The world’s greatest (this may be a biased opinion) dictionary, the Oxford English Dictionary, just added some new words and I could not be happier. The UWM English Department taught us to love and respect the OED.  When we were supposed to find the origins of words, we did not go just anywhere… we checked the OED. I thought it was sad that my subscription ended when I was no longer in school, but I found ways around that.

The OED (and any dictionary, really) is always adding new words and often no one (but weird English majors) bothers to pay attention. This time, people are paying attention. The Huffington Post had a great article  about the new words being added and even more interesting are the comments on the article.

People HATE new words and they hate their inclusion into the dictionary even more. I will always find that amusing because people use new/slang/improper words every day but they still maintain that these “fads” are ruining the English language. If it weren’t for fads, we would all be speaking Old English.

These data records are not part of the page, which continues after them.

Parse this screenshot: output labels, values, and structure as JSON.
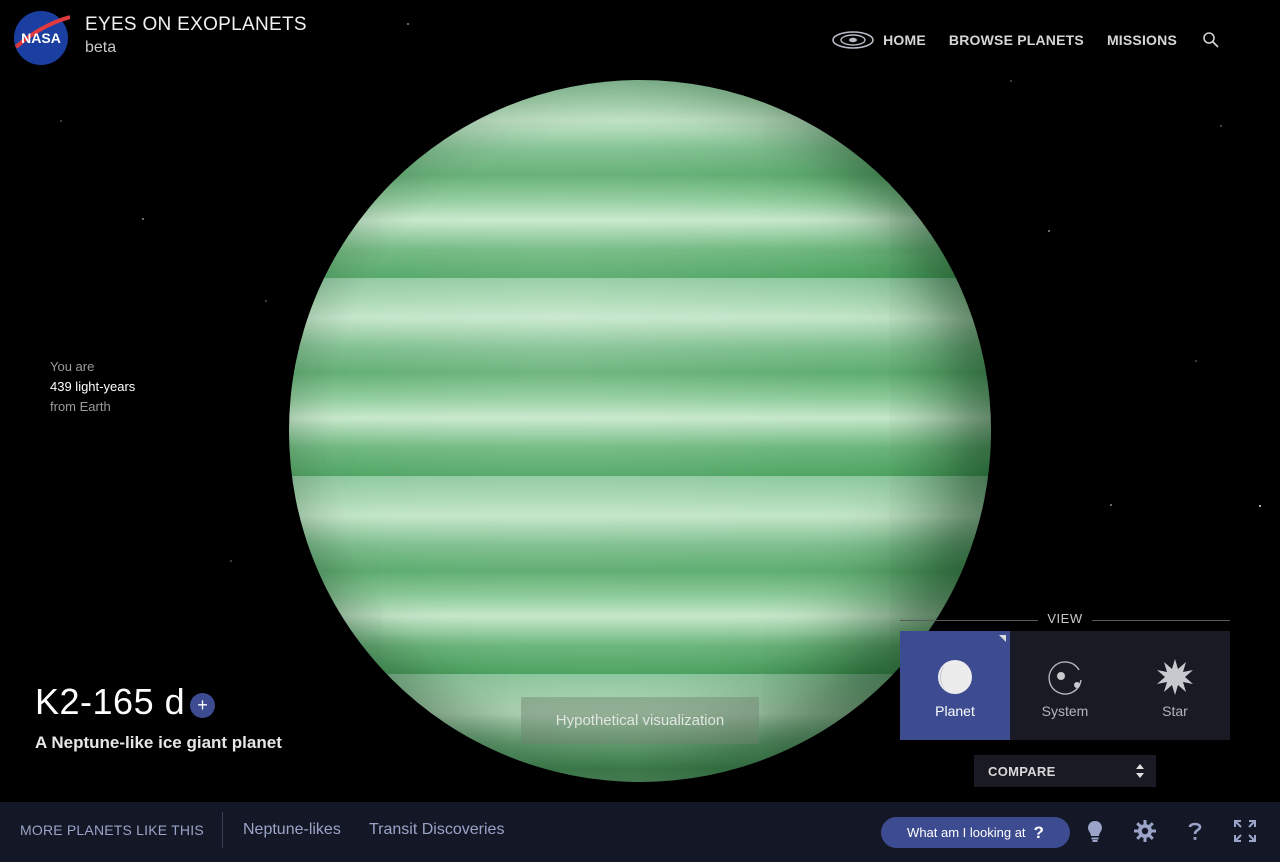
{
  "header": {
    "logo_alt": "NASA",
    "title": "EYES ON EXOPLANETS",
    "subtitle": "beta",
    "nav": {
      "home": "HOME",
      "browse": "BROWSE PLANETS",
      "missions": "MISSIONS"
    },
    "icons": [
      "galaxy-icon",
      "search-icon"
    ]
  },
  "distance": {
    "line1": "You are",
    "value": "439 light-years",
    "line3": "from Earth"
  },
  "planet": {
    "name": "K2-165 d",
    "add_label": "+",
    "description": "A Neptune-like ice giant planet",
    "visualization_note": "Hypothetical visualization",
    "color": "#7fbf8c"
  },
  "view": {
    "label": "VIEW",
    "buttons": [
      {
        "label": "Planet",
        "icon": "planet-icon",
        "active": true
      },
      {
        "label": "System",
        "icon": "system-icon",
        "active": false
      },
      {
        "label": "Star",
        "icon": "star-icon",
        "active": false
      }
    ],
    "compare_label": "COMPARE"
  },
  "footer": {
    "more_label": "MORE PLANETS LIKE THIS",
    "links": [
      "Neptune-likes",
      "Transit Discoveries"
    ],
    "help_button": "What am I looking at",
    "help_glyph": "?",
    "icons": [
      "lightbulb-icon",
      "settings-icon",
      "help-icon",
      "fullscreen-icon"
    ]
  },
  "colors": {
    "accent": "#3d4b91",
    "panel": "#1a1a24",
    "footer_bg": "#141826",
    "footer_text": "#9aa3c8"
  }
}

One of the best complaint comments was about how someone in the future will look back on our society and see that we included “sexting” in the dictionary and they will have a “WTF” reaction. If you don’t see how that’s ironic, I’m not sure there’s hope for you. Also recently included in the OED are internet acronyms like “LOL” and “OMG.” I love English.

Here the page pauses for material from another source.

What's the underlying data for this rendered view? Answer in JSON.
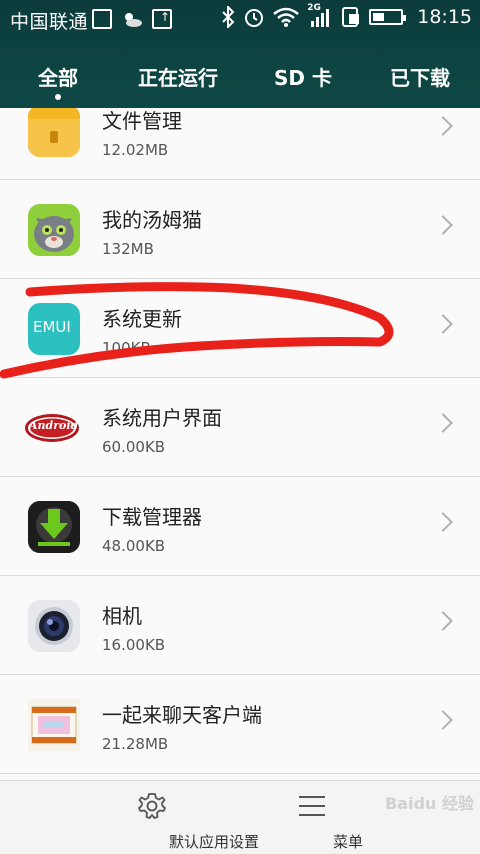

Three (of the 400) new words added to the Concise Oxford Dictionary (which I use all the time because it’s amazing):

Retweet
verb: (on the social networking service Twitter) repost or forward (a message posted by another user)

Sexting
noun: the sending of sexually explicit photographs or messages via mobile phone

Cyberbullying
noun: the use of electronic communication to bully a person, typically by sending messages of an intimidating or threatening nature.

According to The Telegraph, “the new words were selected after being entered into a database of 2 billion words drawn from contemporary websites and texts to prove their ubiquity”.

The dictionary’s editor Angus Stevenson told Channel 4 News that “new words often reflect the era in which they were added to the dictionary,” and commented on the impact that social media and the Internet have had on language.

It’s worth noting that the term “retweet” was not widely used until 2008 (two years after Twitter was founded), when users began prepending their messages with “RT @username”. Now with more than 175 million users, Twitter terminology has become common language, and the Oxford University Press undoubtedly agrees.

Other new words added to the Concise Oxford Dictionary include “woot” (used to express enthusiasm in online communication) and “kinematograph” (an early film projector).

THIS JUST IN: OED *removes* words to make room for new ones! I love it. Discuss.